Because Puerto Rico is part of the United States, local industry is subject to the same federal environmental regulations and restrictions as in the United States.Puerto Rico’s greatest environmental threats concern its vanishing natural habitat and the resulting impact on soil erosion and wildlife.Puerto Rico’s greatest environmental threats concern its vanishing natural habitat and the resulting impact on soil erosion and wildlife. Reforestation efforts are under way in many of the island’s national parks and forest reserves, and organized efforts are under way to protect and rebuild endangered wildlife populations, especially the Puerto Rican parrot, the manatee, and the leatherback sea turtle.
Many of the island’s environmental protection efforts are overseen by the Conservation Trust of Puerto Rico, whose headquarters is based in Casa de Ramón Power y Girault (155 Calle Tetuán, San Juan, 787/722-5834, Tues.-Sat. 10 a.m.-4 p.m.), where visitors can peruse exhibits and pick up printed information on its projects.

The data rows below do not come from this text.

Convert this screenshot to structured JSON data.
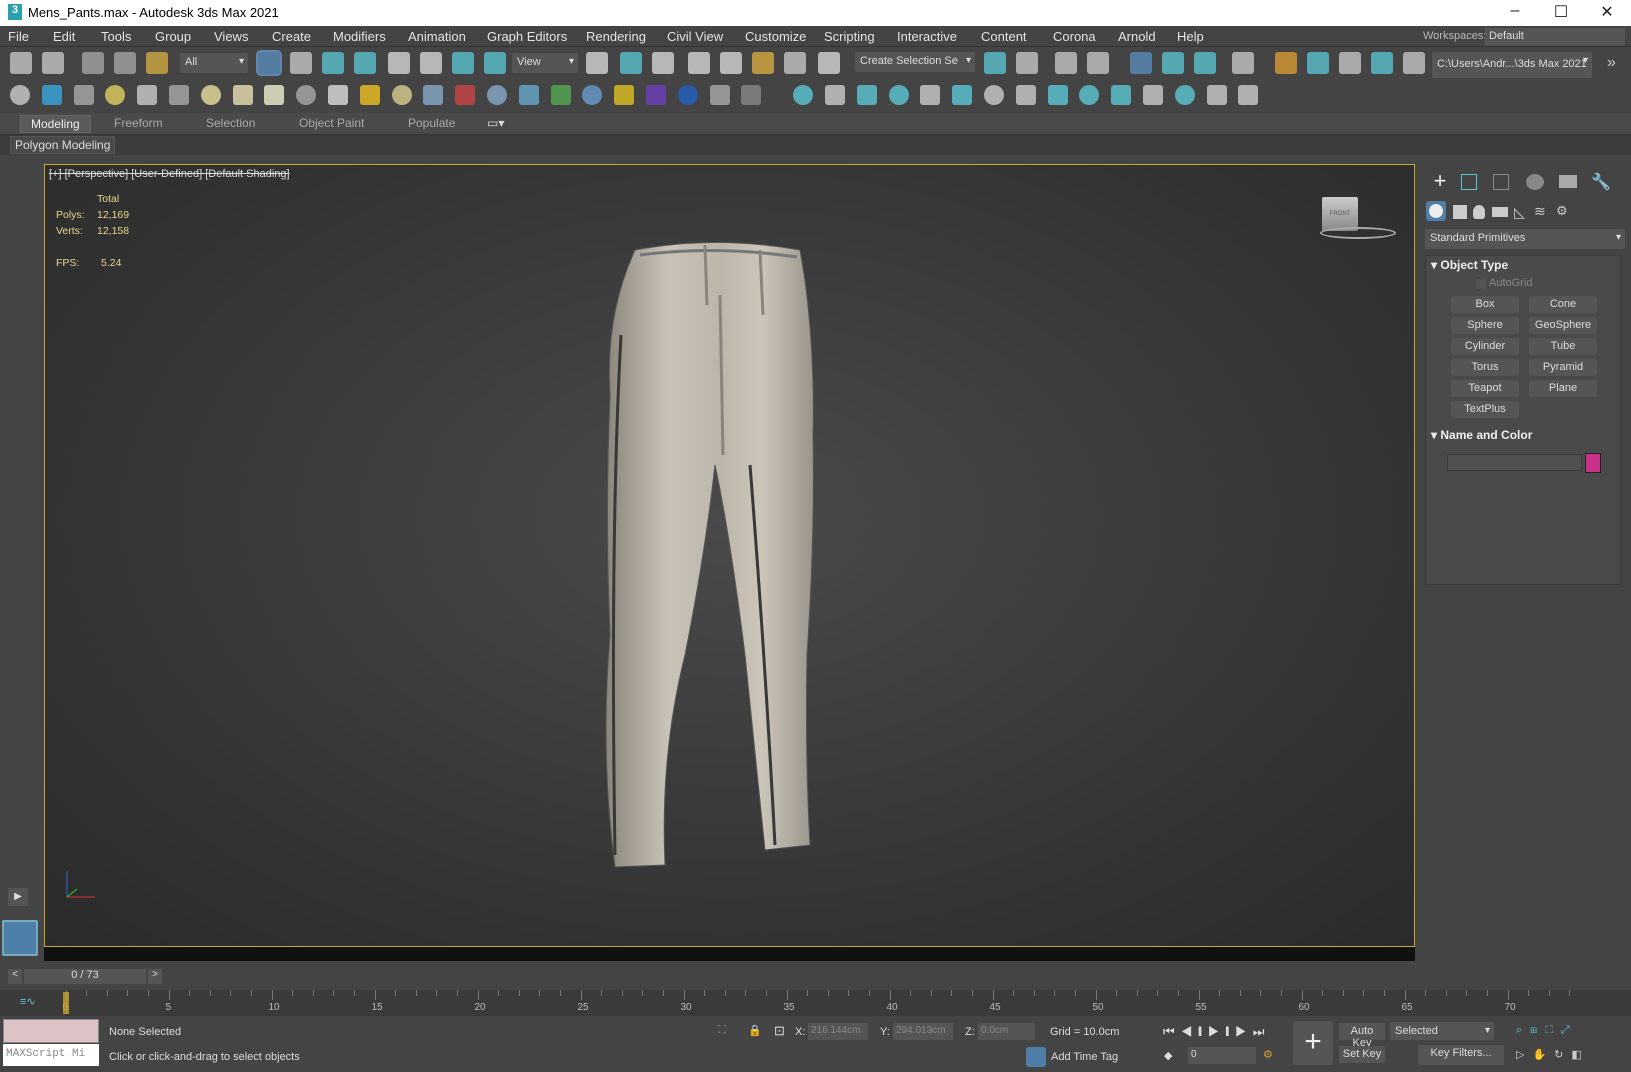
{
  "window": {
    "title": "Mens_Pants.max - Autodesk 3ds Max 2021",
    "app_icon": "3"
  },
  "menu": [
    "File",
    "Edit",
    "Tools",
    "Group",
    "Views",
    "Create",
    "Modifiers",
    "Animation",
    "Graph Editors",
    "Rendering",
    "Civil View",
    "Customize",
    "Scripting",
    "Interactive",
    "Content",
    "Corona",
    "Arnold",
    "Help"
  ],
  "workspaces": {
    "label": "Workspaces:",
    "value": "Default"
  },
  "toolbar1": {
    "filter": "All",
    "coord": "View",
    "selection_set": "Create Selection Se",
    "project_path": "C:\\Users\\Andr...\\3ds Max 2021"
  },
  "ribbon": {
    "tabs": [
      "Modeling",
      "Freeform",
      "Selection",
      "Object Paint",
      "Populate"
    ],
    "panel": "Polygon Modeling"
  },
  "viewport": {
    "label": "[+] [Perspective] [User-Defined] [Default Shading]",
    "stats": {
      "total": "Total",
      "polys_label": "Polys:",
      "polys": "12,169",
      "verts_label": "Verts:",
      "verts": "12,158",
      "fps_label": "FPS:",
      "fps": "5.24"
    },
    "viewcube": "FRONT"
  },
  "command_panel": {
    "category": "Standard Primitives",
    "object_type": "Object Type",
    "autogrid": "AutoGrid",
    "buttons": [
      "Box",
      "Cone",
      "Sphere",
      "GeoSphere",
      "Cylinder",
      "Tube",
      "Torus",
      "Pyramid",
      "Teapot",
      "Plane",
      "TextPlus"
    ],
    "name_and_color": "Name and Color",
    "object_color": "#c8308a"
  },
  "time": {
    "slider": "0 / 73",
    "ticks": [
      "0",
      "5",
      "10",
      "15",
      "20",
      "25",
      "30",
      "35",
      "40",
      "45",
      "50",
      "55",
      "60",
      "65",
      "70"
    ],
    "frames": 73
  },
  "status": {
    "maxscript": "MAXScript Mi",
    "selection": "None Selected",
    "prompt": "Click or click-and-drag to select objects",
    "x_label": "X:",
    "x": "216.144cm",
    "y_label": "Y:",
    "y": "294.013cm",
    "z_label": "Z:",
    "z": "0.0cm",
    "grid": "Grid = 10.0cm",
    "add_time_tag": "Add Time Tag",
    "auto_key": "Auto Key",
    "set_key": "Set Key",
    "key_mode": "Selected",
    "key_filters": "Key Filters...",
    "frame": "0"
  },
  "icons1": [
    "undo-icon",
    "redo-icon",
    "link-icon",
    "unlink-icon",
    "bind-space-warp-icon",
    "select-object-icon",
    "select-by-name-icon",
    "rect-selection-icon",
    "window-crossing-icon",
    "move-icon",
    "rotate-icon",
    "scale-icon",
    "placement-icon",
    "pivot-icon",
    "snap-icon",
    "keyboard-shortcut-icon",
    "snap-3d-icon",
    "angle-snap-icon",
    "percent-snap-icon",
    "spinner-snap-icon",
    "edit-named-sets-icon",
    "mirror-icon",
    "align-icon",
    "scene-explorer-icon",
    "layer-explorer-icon",
    "toggle-ribbon-icon",
    "curve-editor-icon",
    "dope-sheet-icon",
    "material-editor-icon",
    "render-setup-icon",
    "rendered-frame-icon",
    "render-icon",
    "render-cloud-icon",
    "a360-icon"
  ],
  "icons2": [
    "teapot-icon",
    "arnold-icon",
    "render-view-icon",
    "light-icon",
    "camera-tool-icon",
    "camera-icon",
    "plane-icon",
    "dome-icon",
    "sphere-icon",
    "teapot2-icon",
    "cone-icon",
    "sun-icon",
    "ball-icon",
    "grid-icon",
    "molecule-icon",
    "tower-icon",
    "gear-icon",
    "grass-icon",
    "sphere-blue-icon",
    "dots-icon",
    "purple-icon",
    "render-region-icon",
    "clipboard-icon",
    "help-icon",
    "bulb-icon",
    "sun2-icon",
    "video-icon",
    "trees-icon",
    "book-icon",
    "tree-icon",
    "tree2-icon",
    "refresh-icon",
    "capture-icon",
    "frame-icon",
    "play-frame-icon",
    "camera2-icon",
    "window-icon",
    "teapot3-icon",
    "bulb2-icon"
  ],
  "accent": "#5bc8d6"
}
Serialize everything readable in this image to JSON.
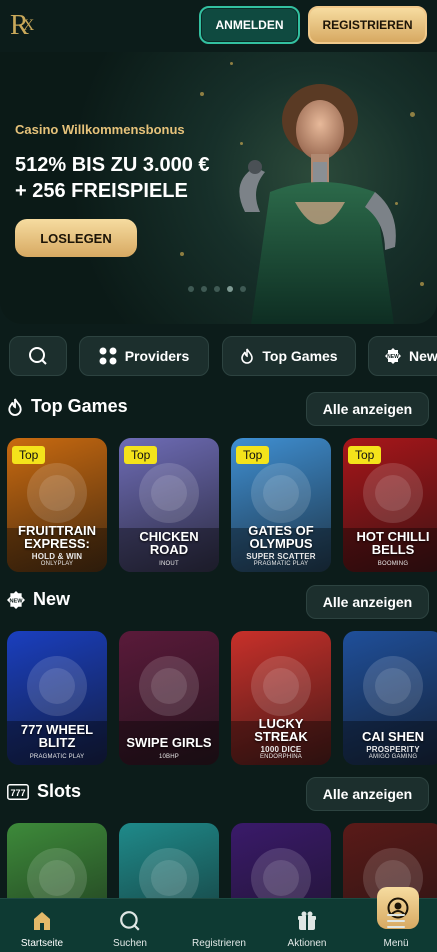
{
  "header": {
    "logo_text": "R",
    "logo_sub": "X",
    "login_label": "ANMELDEN",
    "register_label": "REGISTRIEREN"
  },
  "hero": {
    "kicker": "Casino Willkommensbonus",
    "title": "512% BIS ZU 3.000 € + 256 FREISPIELE",
    "cta_label": "LOSLEGEN",
    "slide_count": 5,
    "active_slide": 3
  },
  "chips": [
    {
      "label": "",
      "icon": "search-icon"
    },
    {
      "label": "Providers",
      "icon": "grid-icon"
    },
    {
      "label": "Top Games",
      "icon": "flame-icon"
    },
    {
      "label": "New",
      "icon": "new-badge-icon"
    }
  ],
  "sections": [
    {
      "title": "Top Games",
      "icon": "flame-icon",
      "all_label": "Alle anzeigen",
      "tiles": [
        {
          "badge": "Top",
          "name": "FRUITTRAIN EXPRESS:",
          "sub_title": "HOLD & WIN",
          "provider": "ONLYPLAY",
          "bg": "#c96a10"
        },
        {
          "badge": "Top",
          "name": "CHICKEN ROAD",
          "sub_title": "",
          "provider": "INOUT",
          "bg": "#6e6cb6"
        },
        {
          "badge": "Top",
          "name": "GATES OF OLYMPUS",
          "sub_title": "SUPER SCATTER",
          "provider": "PRAGMATIC PLAY",
          "bg": "#3f8fd2"
        },
        {
          "badge": "Top",
          "name": "HOT CHILLI BELLS",
          "sub_title": "",
          "provider": "BOOMING",
          "bg": "#a8161a"
        }
      ]
    },
    {
      "title": "New",
      "icon": "new-badge-icon",
      "all_label": "Alle anzeigen",
      "tiles": [
        {
          "badge": "",
          "name": "777 WHEEL BLITZ",
          "sub_title": "",
          "provider": "PRAGMATIC PLAY",
          "bg": "#1a3fbf"
        },
        {
          "badge": "",
          "name": "SWIPE GIRLS",
          "sub_title": "",
          "provider": "10BHP",
          "bg": "#5a1a3a"
        },
        {
          "badge": "",
          "name": "LUCKY STREAK",
          "sub_title": "1000 DICE",
          "provider": "ENDORPHINA",
          "bg": "#c8302a"
        },
        {
          "badge": "",
          "name": "CAI SHEN",
          "sub_title": "PROSPERITY",
          "provider": "AMIGO GAMING",
          "bg": "#1f4f9a"
        }
      ]
    },
    {
      "title": "Slots",
      "icon": "slot-777-icon",
      "all_label": "Alle anzeigen",
      "tiles": [
        {
          "badge": "",
          "name": "",
          "sub_title": "",
          "provider": "",
          "bg": "#3d8a3a"
        },
        {
          "badge": "",
          "name": "",
          "sub_title": "",
          "provider": "",
          "bg": "#1f8a8a"
        },
        {
          "badge": "",
          "name": "",
          "sub_title": "",
          "provider": "",
          "bg": "#3a1a6a"
        },
        {
          "badge": "",
          "name": "",
          "sub_title": "",
          "provider": "",
          "bg": "#5a1a18"
        }
      ]
    }
  ],
  "nav": [
    {
      "label": "Startseite",
      "icon": "home-icon",
      "active": true
    },
    {
      "label": "Suchen",
      "icon": "search-icon",
      "active": false
    },
    {
      "label": "Registrieren",
      "icon": "user-circle-icon",
      "active": false
    },
    {
      "label": "Aktionen",
      "icon": "gift-icon",
      "active": false
    },
    {
      "label": "Menü",
      "icon": "menu-icon",
      "active": false
    }
  ],
  "colors": {
    "background": "#0c1c1a",
    "accent_gold": "#d7a962",
    "accent_teal": "#33c0a0",
    "badge_yellow": "#f4e31b"
  }
}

In Vieques, the biggest environmental concern surrounds the ongoing cleanup of the grounds once occupied by the U.S. Navy, which stored munitions and performed bombing practice on the island. After years of protest by local residents, the Navy withdrew in 2003, but much of its land (18,000 acres) is still offlimits to the public while efforts to clear it of contaminants and the live artillery that still litters the ocean floor are under way. The cancer rate in Vieques is 27 percent higher than that of the main island, and many blame it on the presence of unexploded artillery leaking chemicals into the water and the release of chemicals into the air when the artillery is detonated, which is the Navy’s way of disposing of it.
Read more about the Puerto Rican parrot on the U.S. Fish & Wildlife Service website.
Excerpted from the Third Edition of Moon Puerto Rico.